START Data extracts

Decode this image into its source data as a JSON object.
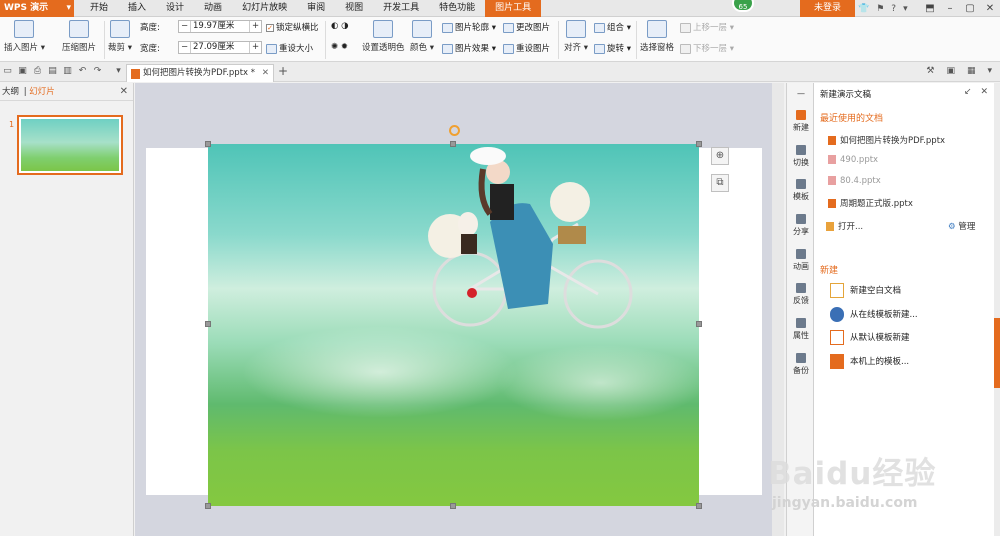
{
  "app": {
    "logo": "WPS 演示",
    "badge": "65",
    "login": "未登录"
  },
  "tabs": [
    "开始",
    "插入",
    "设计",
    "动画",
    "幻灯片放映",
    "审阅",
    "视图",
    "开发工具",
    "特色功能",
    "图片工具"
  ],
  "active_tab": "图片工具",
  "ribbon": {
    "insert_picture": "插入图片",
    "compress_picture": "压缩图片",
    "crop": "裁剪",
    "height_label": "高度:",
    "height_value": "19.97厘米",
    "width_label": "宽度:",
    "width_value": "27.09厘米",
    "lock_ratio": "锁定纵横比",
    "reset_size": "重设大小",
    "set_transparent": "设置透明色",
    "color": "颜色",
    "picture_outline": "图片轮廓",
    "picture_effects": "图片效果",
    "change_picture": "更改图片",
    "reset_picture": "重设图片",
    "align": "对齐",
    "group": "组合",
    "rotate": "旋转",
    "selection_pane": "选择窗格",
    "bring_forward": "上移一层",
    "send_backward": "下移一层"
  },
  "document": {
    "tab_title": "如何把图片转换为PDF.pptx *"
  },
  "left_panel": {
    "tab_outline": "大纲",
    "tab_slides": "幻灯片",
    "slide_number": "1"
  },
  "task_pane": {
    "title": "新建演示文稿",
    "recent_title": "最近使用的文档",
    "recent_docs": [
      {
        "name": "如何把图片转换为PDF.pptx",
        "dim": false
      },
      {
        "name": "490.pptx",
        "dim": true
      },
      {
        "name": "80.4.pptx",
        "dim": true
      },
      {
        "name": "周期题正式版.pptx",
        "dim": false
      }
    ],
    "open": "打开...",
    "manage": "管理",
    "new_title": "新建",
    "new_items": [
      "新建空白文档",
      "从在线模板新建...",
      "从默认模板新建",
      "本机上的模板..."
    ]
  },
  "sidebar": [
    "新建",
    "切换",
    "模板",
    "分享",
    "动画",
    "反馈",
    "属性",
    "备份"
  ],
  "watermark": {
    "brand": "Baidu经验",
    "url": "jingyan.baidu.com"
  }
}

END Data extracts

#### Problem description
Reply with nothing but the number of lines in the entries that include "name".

#### Response
4